A grieving family inherit an avant-garde glass-walled mansion from an estranged uncle (F. Murray Abraham) only to discover it is actually a demonic machine, created in the 15th century and populated with a grotesque array of violent and mutilated ghosts. With the assistance of a vengeful psychic (Matthew Lillard) and an idealistic spiritualist (Embeth Davidtz) they race to escape before they lose their lives.
Thirteen Ghosts (spelled on-screen as Thirt13n Ghosts) is a 2001 remake of the 1960 William Castle horror film of the same name. It forms part of a strange little filmmaking project from the late 1990s and early 2000s, in which producers Joel Silver, Robert Zemeckis and Gilbert Adler – under the banner Dark Castle Entertainment – released contemporary remakes of William Castle’s films. The project lasted precisely two films – 1999’s The House on Haunted Hill and 2001’s Thirteen Ghosts – before the company shifted gears to focus on original horror movie projects instead.
I have not seen Castle’s original film, but despite its apparently bargain-basement production budget I am going to assume it is better than its remake. Thirteen Ghosts is a risible concoction of bland and forgettable characters, bad dialogue, genre stereotypes and gaudy, unconvincing prosthetic make-up. It occasionally missteps in a slightly interesting direction, but quickly corrects itself. What glimmers of interesting ideas and imagery it has feel lifted from a better Clive Barker movie.
The production design, to be fair, is fairly impressive, with the haunted mansion designed like a grand-scale puzzle box. Its glass walls are inscribed with latin charms and spells, and the manner in which they constantly shift and re-arrange themselves reminds one not only of Hellraiser but Vincenzo Natali’s excellent low-budget film Cube as well. Sadly a solid piece of set design cannot save a movie, but to his credit production designer Sean Hargreaves does his best anyway.
There are two kinds of actors in the film. There are those who simply give relatively weak performances, like American Pie star Shannon Elizabeth and Scream alumnus Matthew Lillard. Alec Roberts is particularly awful as Robbie, the young son of the family, but then it hardly seems his fault – what sort of horror movie feels the need to include a precocious child for comic relief? The other kind of actors are the likes of Tony Shalhoub, Embeth Davidtz and F. Murray Abraham, all of whom are much too talented and respectable for films such as these. Either they had tax debts desperately needing repaid, or they were simply paid a lot of money, or perhaps they simply had a few weeks spare and were not fussy about maintaining a quality career. Whatever the reason it is a shame none of them get anything worthwhile to say or do.

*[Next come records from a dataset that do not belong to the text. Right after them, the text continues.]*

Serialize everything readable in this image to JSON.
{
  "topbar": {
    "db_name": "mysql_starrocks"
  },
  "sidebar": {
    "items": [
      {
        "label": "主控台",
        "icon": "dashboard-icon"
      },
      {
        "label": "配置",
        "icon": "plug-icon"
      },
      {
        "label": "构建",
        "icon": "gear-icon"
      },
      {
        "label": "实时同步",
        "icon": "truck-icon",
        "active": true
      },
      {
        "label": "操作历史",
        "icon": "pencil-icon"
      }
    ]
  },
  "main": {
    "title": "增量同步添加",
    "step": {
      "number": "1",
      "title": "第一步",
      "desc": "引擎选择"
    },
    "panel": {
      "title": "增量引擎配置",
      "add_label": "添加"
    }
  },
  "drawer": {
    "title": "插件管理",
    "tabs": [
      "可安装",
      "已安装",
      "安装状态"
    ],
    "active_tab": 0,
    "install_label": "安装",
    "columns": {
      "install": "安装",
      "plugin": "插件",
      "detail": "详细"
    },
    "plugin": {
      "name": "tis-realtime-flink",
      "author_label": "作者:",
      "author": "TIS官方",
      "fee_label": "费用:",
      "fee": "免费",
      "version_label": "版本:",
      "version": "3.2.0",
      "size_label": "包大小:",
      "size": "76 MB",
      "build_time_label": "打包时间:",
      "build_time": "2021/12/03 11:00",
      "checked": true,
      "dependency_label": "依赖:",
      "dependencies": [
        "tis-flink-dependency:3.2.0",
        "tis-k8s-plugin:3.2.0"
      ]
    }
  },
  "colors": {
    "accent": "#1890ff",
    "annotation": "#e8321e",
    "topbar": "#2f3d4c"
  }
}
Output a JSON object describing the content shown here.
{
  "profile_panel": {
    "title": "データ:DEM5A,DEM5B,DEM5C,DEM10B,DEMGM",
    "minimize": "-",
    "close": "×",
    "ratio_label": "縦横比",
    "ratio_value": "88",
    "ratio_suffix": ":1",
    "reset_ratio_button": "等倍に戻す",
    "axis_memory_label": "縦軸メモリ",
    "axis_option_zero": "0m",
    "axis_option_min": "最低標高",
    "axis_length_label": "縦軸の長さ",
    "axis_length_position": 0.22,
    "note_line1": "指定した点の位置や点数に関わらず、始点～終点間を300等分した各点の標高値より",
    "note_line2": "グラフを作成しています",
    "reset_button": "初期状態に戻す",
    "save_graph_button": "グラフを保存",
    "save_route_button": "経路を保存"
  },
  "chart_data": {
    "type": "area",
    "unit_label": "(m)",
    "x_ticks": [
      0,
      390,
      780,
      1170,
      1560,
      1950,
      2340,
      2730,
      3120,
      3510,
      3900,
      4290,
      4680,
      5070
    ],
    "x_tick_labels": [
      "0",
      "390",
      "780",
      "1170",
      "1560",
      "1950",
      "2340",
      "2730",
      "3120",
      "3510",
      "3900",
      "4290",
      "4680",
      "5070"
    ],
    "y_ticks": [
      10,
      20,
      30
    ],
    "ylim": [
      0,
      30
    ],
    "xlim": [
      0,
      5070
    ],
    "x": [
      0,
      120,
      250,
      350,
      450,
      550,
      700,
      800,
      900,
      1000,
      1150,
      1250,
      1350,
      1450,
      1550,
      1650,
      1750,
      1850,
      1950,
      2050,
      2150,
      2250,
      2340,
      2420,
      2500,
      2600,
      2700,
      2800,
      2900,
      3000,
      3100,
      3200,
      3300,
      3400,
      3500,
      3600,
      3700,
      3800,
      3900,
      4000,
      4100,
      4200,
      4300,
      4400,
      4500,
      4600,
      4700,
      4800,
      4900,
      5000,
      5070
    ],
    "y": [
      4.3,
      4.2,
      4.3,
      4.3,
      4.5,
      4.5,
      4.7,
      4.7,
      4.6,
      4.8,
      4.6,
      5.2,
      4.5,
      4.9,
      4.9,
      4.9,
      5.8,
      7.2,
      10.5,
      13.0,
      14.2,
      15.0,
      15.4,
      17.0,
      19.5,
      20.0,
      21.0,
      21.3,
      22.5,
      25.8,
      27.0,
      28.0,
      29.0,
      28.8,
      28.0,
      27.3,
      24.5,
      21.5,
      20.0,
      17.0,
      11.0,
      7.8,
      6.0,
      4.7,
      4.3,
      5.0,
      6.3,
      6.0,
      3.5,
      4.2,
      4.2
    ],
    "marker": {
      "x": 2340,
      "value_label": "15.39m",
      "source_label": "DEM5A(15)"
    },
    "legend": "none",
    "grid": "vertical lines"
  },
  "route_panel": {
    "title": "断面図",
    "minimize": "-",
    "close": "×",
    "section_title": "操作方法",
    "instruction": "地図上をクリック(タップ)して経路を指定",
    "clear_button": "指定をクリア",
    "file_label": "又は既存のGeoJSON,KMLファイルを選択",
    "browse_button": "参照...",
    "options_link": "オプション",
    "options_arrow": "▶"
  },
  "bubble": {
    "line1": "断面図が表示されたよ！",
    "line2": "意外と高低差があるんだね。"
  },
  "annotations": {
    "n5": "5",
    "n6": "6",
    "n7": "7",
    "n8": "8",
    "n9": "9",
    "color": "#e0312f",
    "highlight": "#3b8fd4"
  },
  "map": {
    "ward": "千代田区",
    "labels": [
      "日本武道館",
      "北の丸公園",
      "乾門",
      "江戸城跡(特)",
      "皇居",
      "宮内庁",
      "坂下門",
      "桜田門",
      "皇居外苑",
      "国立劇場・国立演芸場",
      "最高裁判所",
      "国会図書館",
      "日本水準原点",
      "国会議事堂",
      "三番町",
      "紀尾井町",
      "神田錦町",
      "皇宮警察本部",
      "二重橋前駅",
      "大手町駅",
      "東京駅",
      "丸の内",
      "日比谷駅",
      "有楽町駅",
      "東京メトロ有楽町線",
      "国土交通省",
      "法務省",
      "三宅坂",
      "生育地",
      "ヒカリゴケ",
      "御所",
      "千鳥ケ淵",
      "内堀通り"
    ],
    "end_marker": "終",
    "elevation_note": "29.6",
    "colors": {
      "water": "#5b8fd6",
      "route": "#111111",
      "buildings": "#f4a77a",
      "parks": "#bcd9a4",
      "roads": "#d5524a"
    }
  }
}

The titular ghosts have potential, but that potential is never realised. They come across as rather tacky rather than disturbing. To a large degree I think the film falls between two stools. There is potential in the story for it to be a particularly dark and violent horror film. There is also potential for it to push in the other direction and be a sort of safe-for-families spooky kind of ghost movie. As released, Thirteen Ghosts seems stuck somewhere in the middle: too safe and silly for the hardcore horror audience and too violent and horrific for kids. In the end it simply feels like a misfire; one easily passed over in favour of something decent. Or even average.